Your response should match the records line for line.

:::

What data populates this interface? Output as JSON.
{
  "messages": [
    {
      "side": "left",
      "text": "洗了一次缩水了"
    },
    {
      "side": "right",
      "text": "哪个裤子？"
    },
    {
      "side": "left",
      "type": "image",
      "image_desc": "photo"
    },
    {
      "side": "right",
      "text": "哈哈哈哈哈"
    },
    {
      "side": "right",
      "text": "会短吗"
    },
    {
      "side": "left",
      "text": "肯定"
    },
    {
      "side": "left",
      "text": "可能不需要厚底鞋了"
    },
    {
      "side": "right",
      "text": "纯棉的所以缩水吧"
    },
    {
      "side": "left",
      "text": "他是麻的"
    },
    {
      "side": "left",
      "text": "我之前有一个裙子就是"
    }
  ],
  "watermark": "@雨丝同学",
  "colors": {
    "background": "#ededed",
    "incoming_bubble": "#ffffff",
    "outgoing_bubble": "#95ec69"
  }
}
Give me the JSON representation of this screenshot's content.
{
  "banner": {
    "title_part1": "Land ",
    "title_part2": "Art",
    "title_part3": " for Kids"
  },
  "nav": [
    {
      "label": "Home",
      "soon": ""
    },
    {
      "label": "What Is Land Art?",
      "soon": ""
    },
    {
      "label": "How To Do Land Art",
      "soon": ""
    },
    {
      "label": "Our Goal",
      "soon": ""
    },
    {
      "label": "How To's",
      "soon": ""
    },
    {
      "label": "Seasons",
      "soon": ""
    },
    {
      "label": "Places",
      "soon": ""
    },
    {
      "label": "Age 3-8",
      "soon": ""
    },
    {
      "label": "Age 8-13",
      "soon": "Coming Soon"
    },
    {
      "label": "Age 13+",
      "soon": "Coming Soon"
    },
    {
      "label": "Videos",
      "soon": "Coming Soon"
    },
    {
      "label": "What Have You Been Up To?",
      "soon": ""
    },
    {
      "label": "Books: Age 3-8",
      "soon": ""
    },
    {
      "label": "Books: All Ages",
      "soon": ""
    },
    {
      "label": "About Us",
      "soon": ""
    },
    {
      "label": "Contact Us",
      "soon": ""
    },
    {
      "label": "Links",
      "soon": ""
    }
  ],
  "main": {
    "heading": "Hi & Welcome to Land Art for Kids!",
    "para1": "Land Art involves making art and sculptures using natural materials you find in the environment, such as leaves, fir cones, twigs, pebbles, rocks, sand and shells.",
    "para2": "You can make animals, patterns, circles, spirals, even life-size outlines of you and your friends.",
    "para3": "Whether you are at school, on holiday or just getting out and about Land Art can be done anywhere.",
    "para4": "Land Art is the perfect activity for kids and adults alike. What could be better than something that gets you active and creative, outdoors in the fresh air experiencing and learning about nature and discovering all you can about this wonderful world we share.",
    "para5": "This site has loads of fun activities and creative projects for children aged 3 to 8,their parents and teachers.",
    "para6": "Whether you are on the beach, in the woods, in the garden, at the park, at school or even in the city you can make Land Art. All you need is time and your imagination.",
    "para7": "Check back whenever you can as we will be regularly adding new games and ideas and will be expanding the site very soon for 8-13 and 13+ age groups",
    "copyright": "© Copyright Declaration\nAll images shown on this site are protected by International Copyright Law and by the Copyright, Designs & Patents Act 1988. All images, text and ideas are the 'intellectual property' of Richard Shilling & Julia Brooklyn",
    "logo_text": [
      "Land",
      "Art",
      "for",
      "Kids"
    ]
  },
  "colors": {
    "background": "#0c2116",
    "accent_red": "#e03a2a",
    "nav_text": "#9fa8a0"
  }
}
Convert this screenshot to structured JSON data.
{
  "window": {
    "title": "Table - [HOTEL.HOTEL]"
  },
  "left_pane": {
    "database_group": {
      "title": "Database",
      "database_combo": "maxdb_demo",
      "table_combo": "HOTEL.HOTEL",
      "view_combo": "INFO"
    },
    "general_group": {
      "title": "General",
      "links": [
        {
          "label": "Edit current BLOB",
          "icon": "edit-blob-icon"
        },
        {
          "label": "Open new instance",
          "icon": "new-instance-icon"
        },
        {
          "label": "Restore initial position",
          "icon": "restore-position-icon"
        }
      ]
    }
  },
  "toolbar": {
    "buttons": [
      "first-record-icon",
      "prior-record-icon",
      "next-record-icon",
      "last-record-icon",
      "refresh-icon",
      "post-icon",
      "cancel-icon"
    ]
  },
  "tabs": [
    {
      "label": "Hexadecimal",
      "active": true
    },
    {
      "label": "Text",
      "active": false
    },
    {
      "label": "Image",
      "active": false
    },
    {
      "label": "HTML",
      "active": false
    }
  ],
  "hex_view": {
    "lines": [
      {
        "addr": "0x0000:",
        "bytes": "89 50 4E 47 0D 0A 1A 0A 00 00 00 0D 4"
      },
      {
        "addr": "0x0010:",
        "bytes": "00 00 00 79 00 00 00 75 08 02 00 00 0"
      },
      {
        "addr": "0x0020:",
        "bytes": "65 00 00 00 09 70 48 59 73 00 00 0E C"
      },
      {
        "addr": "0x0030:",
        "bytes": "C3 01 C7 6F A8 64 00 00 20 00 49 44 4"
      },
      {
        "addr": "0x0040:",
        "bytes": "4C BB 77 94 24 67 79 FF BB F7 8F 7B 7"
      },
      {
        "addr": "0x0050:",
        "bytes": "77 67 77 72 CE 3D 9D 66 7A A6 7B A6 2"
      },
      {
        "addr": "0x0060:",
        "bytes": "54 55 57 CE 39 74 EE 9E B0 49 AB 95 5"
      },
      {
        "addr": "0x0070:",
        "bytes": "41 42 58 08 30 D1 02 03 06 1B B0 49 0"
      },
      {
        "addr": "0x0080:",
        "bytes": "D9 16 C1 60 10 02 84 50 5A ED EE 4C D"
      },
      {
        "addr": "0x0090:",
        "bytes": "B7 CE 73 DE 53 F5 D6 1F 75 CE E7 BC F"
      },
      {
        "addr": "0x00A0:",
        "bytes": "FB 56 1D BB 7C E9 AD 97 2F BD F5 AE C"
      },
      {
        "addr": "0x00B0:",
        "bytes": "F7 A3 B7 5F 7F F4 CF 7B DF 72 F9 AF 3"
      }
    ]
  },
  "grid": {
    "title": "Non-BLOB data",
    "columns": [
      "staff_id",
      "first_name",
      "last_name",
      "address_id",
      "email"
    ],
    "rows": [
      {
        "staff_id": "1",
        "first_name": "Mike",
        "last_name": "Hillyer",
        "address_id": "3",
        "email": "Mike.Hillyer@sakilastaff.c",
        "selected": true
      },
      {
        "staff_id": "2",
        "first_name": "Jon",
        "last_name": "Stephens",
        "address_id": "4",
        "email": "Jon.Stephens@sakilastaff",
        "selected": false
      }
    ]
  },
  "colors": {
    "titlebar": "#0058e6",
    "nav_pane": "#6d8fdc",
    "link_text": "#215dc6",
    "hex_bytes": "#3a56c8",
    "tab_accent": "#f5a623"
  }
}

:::

#### TASK ANSWER
What data populates this interface? Output as JSON.
{
  "messages": [
    {
      "side": "left",
      "text": "洗了一次缩水了"
    },
    {
      "side": "right",
      "text": "哪个裤子？"
    },
    {
      "side": "left",
      "type": "image",
      "image_desc": "photo"
    },
    {
      "side": "right",
      "text": "哈哈哈哈哈"
    },
    {
      "side": "right",
      "text": "会短吗"
    },
    {
      "side": "left",
      "text": "肯定"
    },
    {
      "side": "left",
      "text": "可能不需要厚底鞋了"
    },
    {
      "side": "right",
      "text": "纯棉的所以缩水吧"
    },
    {
      "side": "left",
      "text": "他是麻的"
    },
    {
      "side": "left",
      "text": "我之前有一个裙子就是"
    }
  ],
  "watermark": "@雨丝同学",
  "colors": {
    "background": "#ededed",
    "incoming_bubble": "#ffffff",
    "outgoing_bubble": "#95ec69"
  }
}
Give me the JSON representation of this screenshot's content.
{
  "banner": {
    "title_part1": "Land ",
    "title_part2": "Art",
    "title_part3": " for Kids"
  },
  "nav": [
    {
      "label": "Home",
      "soon": ""
    },
    {
      "label": "What Is Land Art?",
      "soon": ""
    },
    {
      "label": "How To Do Land Art",
      "soon": ""
    },
    {
      "label": "Our Goal",
      "soon": ""
    },
    {
      "label": "How To's",
      "soon": ""
    },
    {
      "label": "Seasons",
      "soon": ""
    },
    {
      "label": "Places",
      "soon": ""
    },
    {
      "label": "Age 3-8",
      "soon": ""
    },
    {
      "label": "Age 8-13",
      "soon": "Coming Soon"
    },
    {
      "label": "Age 13+",
      "soon": "Coming Soon"
    },
    {
      "label": "Videos",
      "soon": "Coming Soon"
    },
    {
      "label": "What Have You Been Up To?",
      "soon": ""
    },
    {
      "label": "Books: Age 3-8",
      "soon": ""
    },
    {
      "label": "Books: All Ages",
      "soon": ""
    },
    {
      "label": "About Us",
      "soon": ""
    },
    {
      "label": "Contact Us",
      "soon": ""
    },
    {
      "label": "Links",
      "soon": ""
    }
  ],
  "main": {
    "heading": "Hi & Welcome to Land Art for Kids!",
    "para1": "Land Art involves making art and sculptures using natural materials you find in the environment, such as leaves, fir cones, twigs, pebbles, rocks, sand and shells.",
    "para2": "You can make animals, patterns, circles, spirals, even life-size outlines of you and your friends.",
    "para3": "Whether you are at school, on holiday or just getting out and about Land Art can be done anywhere.",
    "para4": "Land Art is the perfect activity for kids and adults alike. What could be better than something that gets you active and creative, outdoors in the fresh air experiencing and learning about nature and discovering all you can about this wonderful world we share.",
    "para5": "This site has loads of fun activities and creative projects for children aged 3 to 8,their parents and teachers.",
    "para6": "Whether you are on the beach, in the woods, in the garden, at the park, at school or even in the city you can make Land Art. All you need is time and your imagination.",
    "para7": "Check back whenever you can as we will be regularly adding new games and ideas and will be expanding the site very soon for 8-13 and 13+ age groups",
    "copyright": "© Copyright Declaration\nAll images shown on this site are protected by International Copyright Law and by the Copyright, Designs & Patents Act 1988. All images, text and ideas are the 'intellectual property' of Richard Shilling & Julia Brooklyn",
    "logo_text": [
      "Land",
      "Art",
      "for",
      "Kids"
    ]
  },
  "colors": {
    "background": "#0c2116",
    "accent_red": "#e03a2a",
    "nav_text": "#9fa8a0"
  }
}
Convert this screenshot to structured JSON data.
{
  "window": {
    "title": "Table - [HOTEL.HOTEL]"
  },
  "left_pane": {
    "database_group": {
      "title": "Database",
      "database_combo": "maxdb_demo",
      "table_combo": "HOTEL.HOTEL",
      "view_combo": "INFO"
    },
    "general_group": {
      "title": "General",
      "links": [
        {
          "label": "Edit current BLOB",
          "icon": "edit-blob-icon"
        },
        {
          "label": "Open new instance",
          "icon": "new-instance-icon"
        },
        {
          "label": "Restore initial position",
          "icon": "restore-position-icon"
        }
      ]
    }
  },
  "toolbar": {
    "buttons": [
      "first-record-icon",
      "prior-record-icon",
      "next-record-icon",
      "last-record-icon",
      "refresh-icon",
      "post-icon",
      "cancel-icon"
    ]
  },
  "tabs": [
    {
      "label": "Hexadecimal",
      "active": true
    },
    {
      "label": "Text",
      "active": false
    },
    {
      "label": "Image",
      "active": false
    },
    {
      "label": "HTML",
      "active": false
    }
  ],
  "hex_view": {
    "lines": [
      {
        "addr": "0x0000:",
        "bytes": "89 50 4E 47 0D 0A 1A 0A 00 00 00 0D 4"
      },
      {
        "addr": "0x0010:",
        "bytes": "00 00 00 79 00 00 00 75 08 02 00 00 0"
      },
      {
        "addr": "0x0020:",
        "bytes": "65 00 00 00 09 70 48 59 73 00 00 0E C"
      },
      {
        "addr": "0x0030:",
        "bytes": "C3 01 C7 6F A8 64 00 00 20 00 49 44 4"
      },
      {
        "addr": "0x0040:",
        "bytes": "4C BB 77 94 24 67 79 FF BB F7 8F 7B 7"
      },
      {
        "addr": "0x0050:",
        "bytes": "77 67 77 72 CE 3D 9D 66 7A A6 7B A6 2"
      },
      {
        "addr": "0x0060:",
        "bytes": "54 55 57 CE 39 74 EE 9E B0 49 AB 95 5"
      },
      {
        "addr": "0x0070:",
        "bytes": "41 42 58 08 30 D1 02 03 06 1B B0 49 0"
      },
      {
        "addr": "0x0080:",
        "bytes": "D9 16 C1 60 10 02 84 50 5A ED EE 4C D"
      },
      {
        "addr": "0x0090:",
        "bytes": "B7 CE 73 DE 53 F5 D6 1F 75 CE E7 BC F"
      },
      {
        "addr": "0x00A0:",
        "bytes": "FB 56 1D BB 7C E9 AD 97 2F BD F5 AE C"
      },
      {
        "addr": "0x00B0:",
        "bytes": "F7 A3 B7 5F 7F F4 CF 7B DF 72 F9 AF 3"
      }
    ]
  },
  "grid": {
    "title": "Non-BLOB data",
    "columns": [
      "staff_id",
      "first_name",
      "last_name",
      "address_id",
      "email"
    ],
    "rows": [
      {
        "staff_id": "1",
        "first_name": "Mike",
        "last_name": "Hillyer",
        "address_id": "3",
        "email": "Mike.Hillyer@sakilastaff.c",
        "selected": true
      },
      {
        "staff_id": "2",
        "first_name": "Jon",
        "last_name": "Stephens",
        "address_id": "4",
        "email": "Jon.Stephens@sakilastaff",
        "selected": false
      }
    ]
  },
  "colors": {
    "titlebar": "#0058e6",
    "nav_pane": "#6d8fdc",
    "link_text": "#215dc6",
    "hex_bytes": "#3a56c8",
    "tab_accent": "#f5a623"
  }
}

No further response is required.